# YOUR TASK:
Taking the line with "Serialize everything readable" as the first and the last line of the listing as the final one, please copy exactly those lines and no others, without pictures.
** Opening EXTRACTED ENTRIES block **
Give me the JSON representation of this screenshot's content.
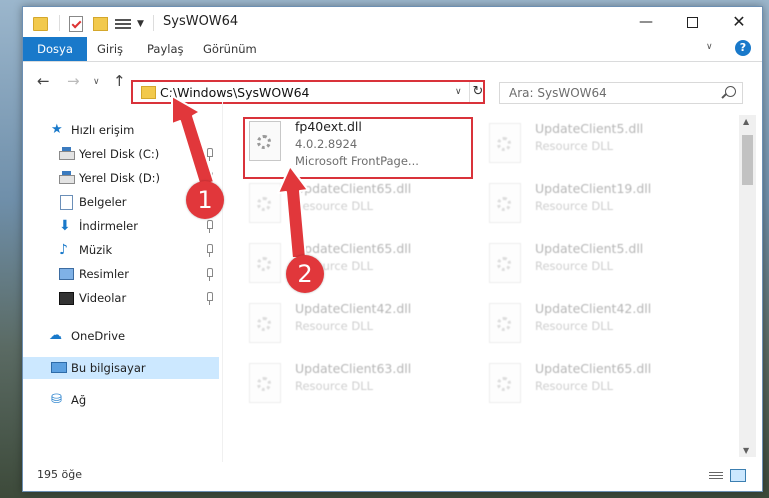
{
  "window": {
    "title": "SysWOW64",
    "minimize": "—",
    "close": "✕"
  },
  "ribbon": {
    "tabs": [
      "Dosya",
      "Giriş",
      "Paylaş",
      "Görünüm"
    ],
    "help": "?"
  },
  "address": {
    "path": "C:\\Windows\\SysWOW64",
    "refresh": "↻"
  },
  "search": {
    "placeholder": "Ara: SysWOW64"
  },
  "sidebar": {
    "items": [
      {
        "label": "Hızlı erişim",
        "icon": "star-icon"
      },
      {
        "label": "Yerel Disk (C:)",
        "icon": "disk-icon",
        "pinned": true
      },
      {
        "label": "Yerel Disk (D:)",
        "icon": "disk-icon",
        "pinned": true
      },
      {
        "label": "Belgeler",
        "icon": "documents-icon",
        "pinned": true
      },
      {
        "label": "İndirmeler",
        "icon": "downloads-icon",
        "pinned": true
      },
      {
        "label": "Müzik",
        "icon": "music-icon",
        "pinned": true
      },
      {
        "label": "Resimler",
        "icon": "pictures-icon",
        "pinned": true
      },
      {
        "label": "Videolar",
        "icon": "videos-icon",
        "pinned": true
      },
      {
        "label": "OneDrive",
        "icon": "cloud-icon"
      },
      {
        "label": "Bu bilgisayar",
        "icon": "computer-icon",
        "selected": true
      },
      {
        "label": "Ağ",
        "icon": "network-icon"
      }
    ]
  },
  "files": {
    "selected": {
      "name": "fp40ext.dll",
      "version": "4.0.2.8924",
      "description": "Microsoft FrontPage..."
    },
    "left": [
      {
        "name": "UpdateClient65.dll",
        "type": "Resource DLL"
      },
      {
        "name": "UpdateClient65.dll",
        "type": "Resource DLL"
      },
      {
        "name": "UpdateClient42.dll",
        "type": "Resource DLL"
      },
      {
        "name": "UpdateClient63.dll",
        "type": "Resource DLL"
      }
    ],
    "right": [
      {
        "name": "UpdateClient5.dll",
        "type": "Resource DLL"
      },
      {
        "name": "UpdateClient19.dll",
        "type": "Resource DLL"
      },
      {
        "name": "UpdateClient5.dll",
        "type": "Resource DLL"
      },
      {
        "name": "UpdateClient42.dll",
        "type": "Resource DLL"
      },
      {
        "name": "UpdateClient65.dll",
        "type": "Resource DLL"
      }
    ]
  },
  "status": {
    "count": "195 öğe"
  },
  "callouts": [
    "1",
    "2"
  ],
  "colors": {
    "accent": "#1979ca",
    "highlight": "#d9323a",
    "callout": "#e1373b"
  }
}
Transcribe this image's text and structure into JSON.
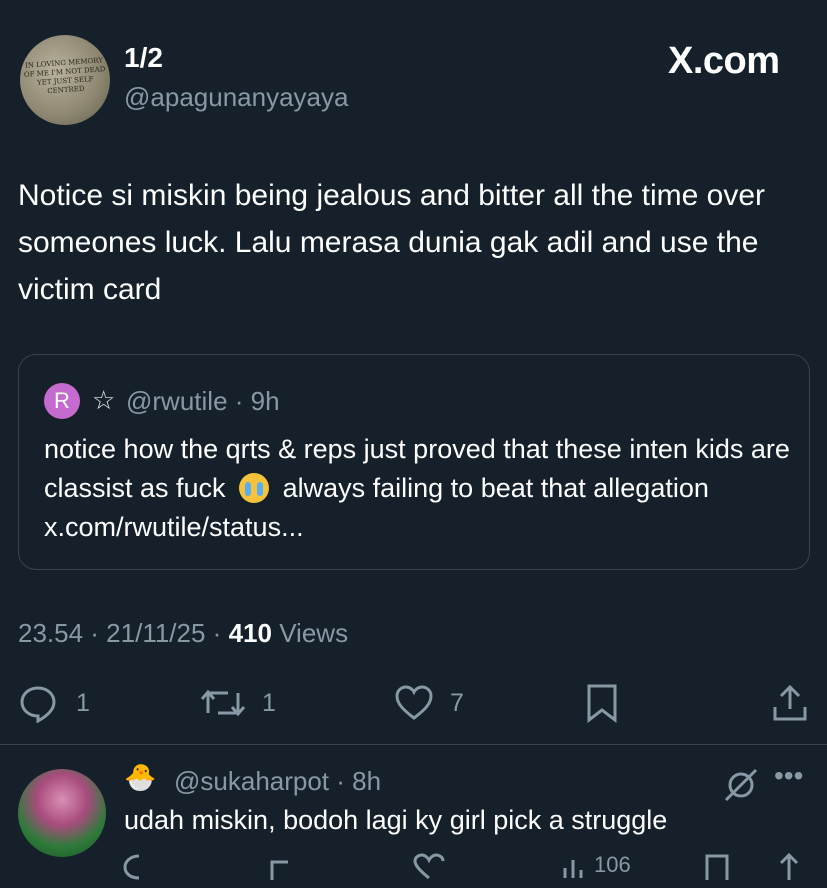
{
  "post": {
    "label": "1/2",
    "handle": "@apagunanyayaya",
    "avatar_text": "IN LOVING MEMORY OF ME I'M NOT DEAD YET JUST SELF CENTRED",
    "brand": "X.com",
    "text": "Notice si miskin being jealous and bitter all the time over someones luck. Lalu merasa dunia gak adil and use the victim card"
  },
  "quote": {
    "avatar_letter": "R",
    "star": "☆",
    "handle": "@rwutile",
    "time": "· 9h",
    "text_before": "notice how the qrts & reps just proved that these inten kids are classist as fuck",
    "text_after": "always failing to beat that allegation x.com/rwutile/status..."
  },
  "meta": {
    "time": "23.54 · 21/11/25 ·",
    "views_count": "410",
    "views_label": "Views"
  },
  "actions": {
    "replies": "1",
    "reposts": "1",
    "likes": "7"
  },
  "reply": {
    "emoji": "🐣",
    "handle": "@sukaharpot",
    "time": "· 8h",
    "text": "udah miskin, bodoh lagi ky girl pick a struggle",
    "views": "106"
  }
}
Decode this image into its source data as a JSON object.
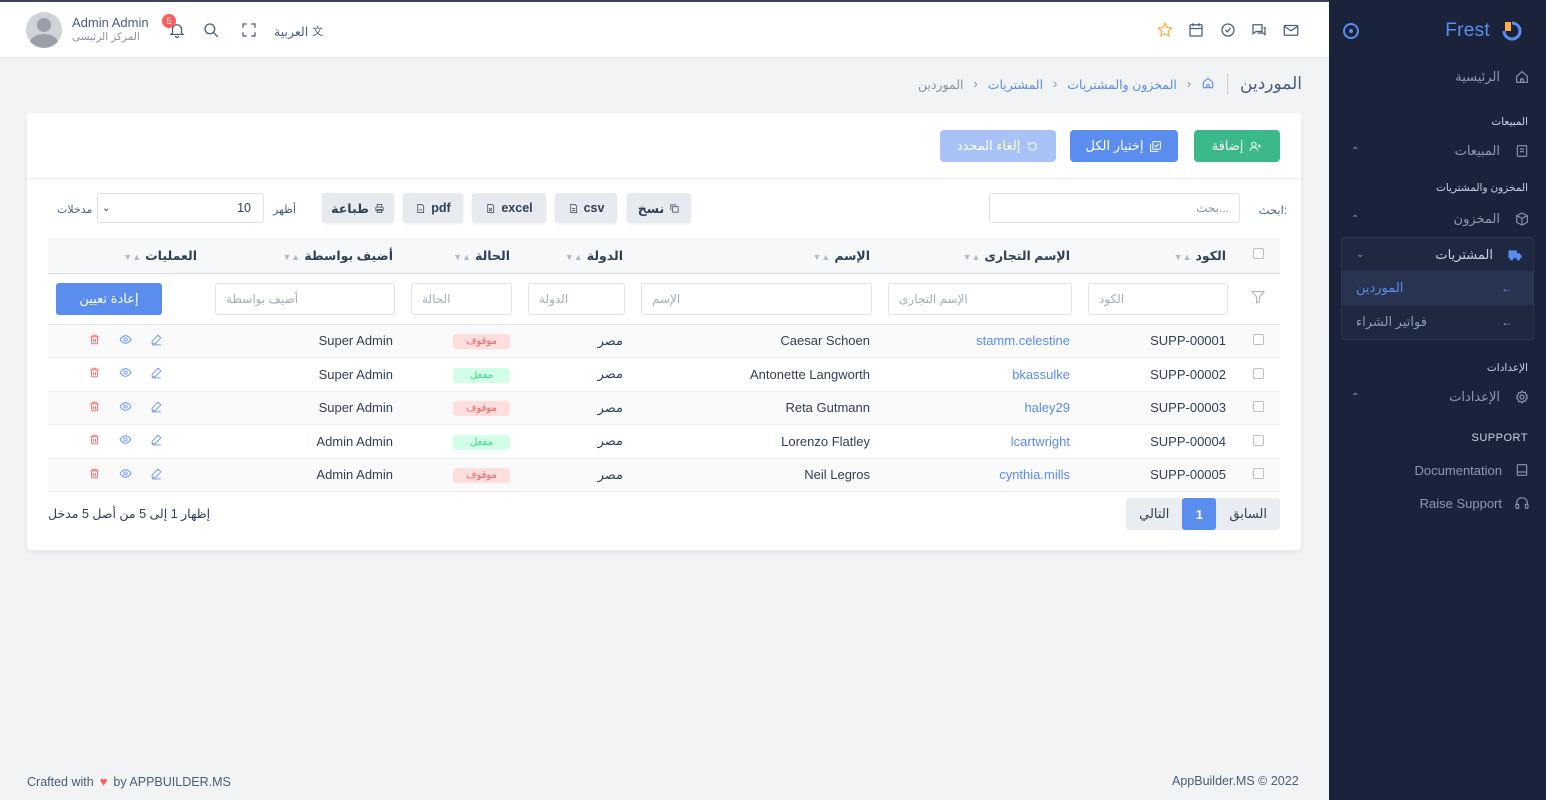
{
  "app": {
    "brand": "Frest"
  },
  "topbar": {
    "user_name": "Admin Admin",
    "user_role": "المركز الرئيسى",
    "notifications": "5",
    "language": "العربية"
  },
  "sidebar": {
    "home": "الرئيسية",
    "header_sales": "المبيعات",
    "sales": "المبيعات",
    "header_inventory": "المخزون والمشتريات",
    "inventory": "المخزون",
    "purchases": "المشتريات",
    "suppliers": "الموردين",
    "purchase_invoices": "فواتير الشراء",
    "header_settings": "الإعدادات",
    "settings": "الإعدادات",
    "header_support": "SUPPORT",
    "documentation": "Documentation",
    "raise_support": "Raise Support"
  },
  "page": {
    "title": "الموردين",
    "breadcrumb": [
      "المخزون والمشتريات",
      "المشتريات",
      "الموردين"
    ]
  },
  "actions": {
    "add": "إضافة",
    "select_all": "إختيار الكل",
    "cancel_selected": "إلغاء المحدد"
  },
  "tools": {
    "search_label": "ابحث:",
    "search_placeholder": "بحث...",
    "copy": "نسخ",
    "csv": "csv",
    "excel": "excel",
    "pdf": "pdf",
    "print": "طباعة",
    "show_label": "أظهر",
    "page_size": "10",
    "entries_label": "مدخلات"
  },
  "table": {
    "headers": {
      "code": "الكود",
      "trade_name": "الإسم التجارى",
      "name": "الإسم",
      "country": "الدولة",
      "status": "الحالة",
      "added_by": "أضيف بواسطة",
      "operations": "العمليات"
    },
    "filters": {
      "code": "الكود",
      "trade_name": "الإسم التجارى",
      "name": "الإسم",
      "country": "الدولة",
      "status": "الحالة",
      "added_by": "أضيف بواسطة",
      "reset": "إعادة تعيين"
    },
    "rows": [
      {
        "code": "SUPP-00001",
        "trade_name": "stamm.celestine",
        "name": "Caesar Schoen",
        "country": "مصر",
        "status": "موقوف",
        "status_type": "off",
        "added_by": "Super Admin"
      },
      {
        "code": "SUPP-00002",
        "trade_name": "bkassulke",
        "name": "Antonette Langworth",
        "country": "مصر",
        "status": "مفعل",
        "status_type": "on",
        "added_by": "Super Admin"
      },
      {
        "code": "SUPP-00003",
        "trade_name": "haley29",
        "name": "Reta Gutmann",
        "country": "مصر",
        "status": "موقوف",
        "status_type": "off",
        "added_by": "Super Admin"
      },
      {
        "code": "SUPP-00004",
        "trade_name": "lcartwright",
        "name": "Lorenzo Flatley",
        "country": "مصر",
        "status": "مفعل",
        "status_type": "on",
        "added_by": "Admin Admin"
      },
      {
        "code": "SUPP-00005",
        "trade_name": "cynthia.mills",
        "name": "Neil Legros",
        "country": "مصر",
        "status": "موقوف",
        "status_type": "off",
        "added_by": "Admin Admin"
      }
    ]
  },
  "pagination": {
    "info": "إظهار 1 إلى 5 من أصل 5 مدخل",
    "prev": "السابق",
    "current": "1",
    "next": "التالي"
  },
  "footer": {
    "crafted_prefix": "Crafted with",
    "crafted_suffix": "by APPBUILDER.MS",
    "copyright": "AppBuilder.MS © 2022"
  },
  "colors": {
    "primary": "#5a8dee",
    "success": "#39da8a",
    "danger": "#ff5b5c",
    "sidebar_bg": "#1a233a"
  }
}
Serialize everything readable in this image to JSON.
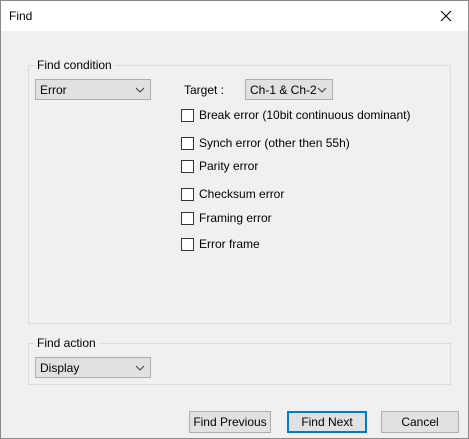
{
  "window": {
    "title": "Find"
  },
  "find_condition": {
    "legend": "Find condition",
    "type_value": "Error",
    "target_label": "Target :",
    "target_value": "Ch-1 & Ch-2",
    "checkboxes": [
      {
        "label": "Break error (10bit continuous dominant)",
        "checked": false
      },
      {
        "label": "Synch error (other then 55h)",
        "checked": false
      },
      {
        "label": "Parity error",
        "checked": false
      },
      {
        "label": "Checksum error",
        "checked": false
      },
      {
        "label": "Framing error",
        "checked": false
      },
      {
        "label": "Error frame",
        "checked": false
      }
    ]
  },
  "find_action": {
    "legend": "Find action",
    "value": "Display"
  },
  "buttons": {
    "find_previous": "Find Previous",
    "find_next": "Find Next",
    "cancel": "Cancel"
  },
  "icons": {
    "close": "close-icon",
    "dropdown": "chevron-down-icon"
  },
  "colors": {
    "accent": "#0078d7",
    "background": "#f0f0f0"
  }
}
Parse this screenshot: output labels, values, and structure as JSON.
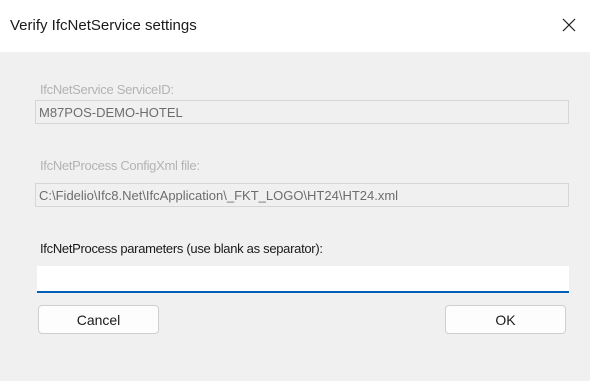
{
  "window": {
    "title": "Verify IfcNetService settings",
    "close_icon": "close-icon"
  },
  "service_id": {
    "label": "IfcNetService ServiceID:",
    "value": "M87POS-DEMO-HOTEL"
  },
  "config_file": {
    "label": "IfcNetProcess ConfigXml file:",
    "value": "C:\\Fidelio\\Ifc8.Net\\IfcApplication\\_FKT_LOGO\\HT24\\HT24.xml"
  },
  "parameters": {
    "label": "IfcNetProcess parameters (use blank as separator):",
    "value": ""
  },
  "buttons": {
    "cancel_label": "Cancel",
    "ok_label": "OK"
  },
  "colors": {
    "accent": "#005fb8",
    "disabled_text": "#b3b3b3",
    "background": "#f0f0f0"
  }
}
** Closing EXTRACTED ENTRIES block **
# WRITTEN RESPONSE:
Serialize everything readable in this image to JSON.
{
  "window": {
    "title": "Find"
  },
  "find_condition": {
    "legend": "Find condition",
    "type_value": "Error",
    "target_label": "Target :",
    "target_value": "Ch-1 & Ch-2",
    "checkboxes": [
      {
        "label": "Break error (10bit continuous dominant)",
        "checked": false
      },
      {
        "label": "Synch error (other then 55h)",
        "checked": false
      },
      {
        "label": "Parity error",
        "checked": false
      },
      {
        "label": "Checksum error",
        "checked": false
      },
      {
        "label": "Framing error",
        "checked": false
      },
      {
        "label": "Error frame",
        "checked": false
      }
    ]
  },
  "find_action": {
    "legend": "Find action",
    "value": "Display"
  },
  "buttons": {
    "find_previous": "Find Previous",
    "find_next": "Find Next",
    "cancel": "Cancel"
  },
  "icons": {
    "close": "close-icon",
    "dropdown": "chevron-down-icon"
  },
  "colors": {
    "accent": "#0078d7",
    "background": "#f0f0f0"
  }
}
Parse this screenshot: output labels, values, and structure as JSON.
{
  "window": {
    "title": "Verify IfcNetService settings",
    "close_icon": "close-icon"
  },
  "service_id": {
    "label": "IfcNetService ServiceID:",
    "value": "M87POS-DEMO-HOTEL"
  },
  "config_file": {
    "label": "IfcNetProcess ConfigXml file:",
    "value": "C:\\Fidelio\\Ifc8.Net\\IfcApplication\\_FKT_LOGO\\HT24\\HT24.xml"
  },
  "parameters": {
    "label": "IfcNetProcess parameters (use blank as separator):",
    "value": ""
  },
  "buttons": {
    "cancel_label": "Cancel",
    "ok_label": "OK"
  },
  "colors": {
    "accent": "#005fb8",
    "disabled_text": "#b3b3b3",
    "background": "#f0f0f0"
  }
}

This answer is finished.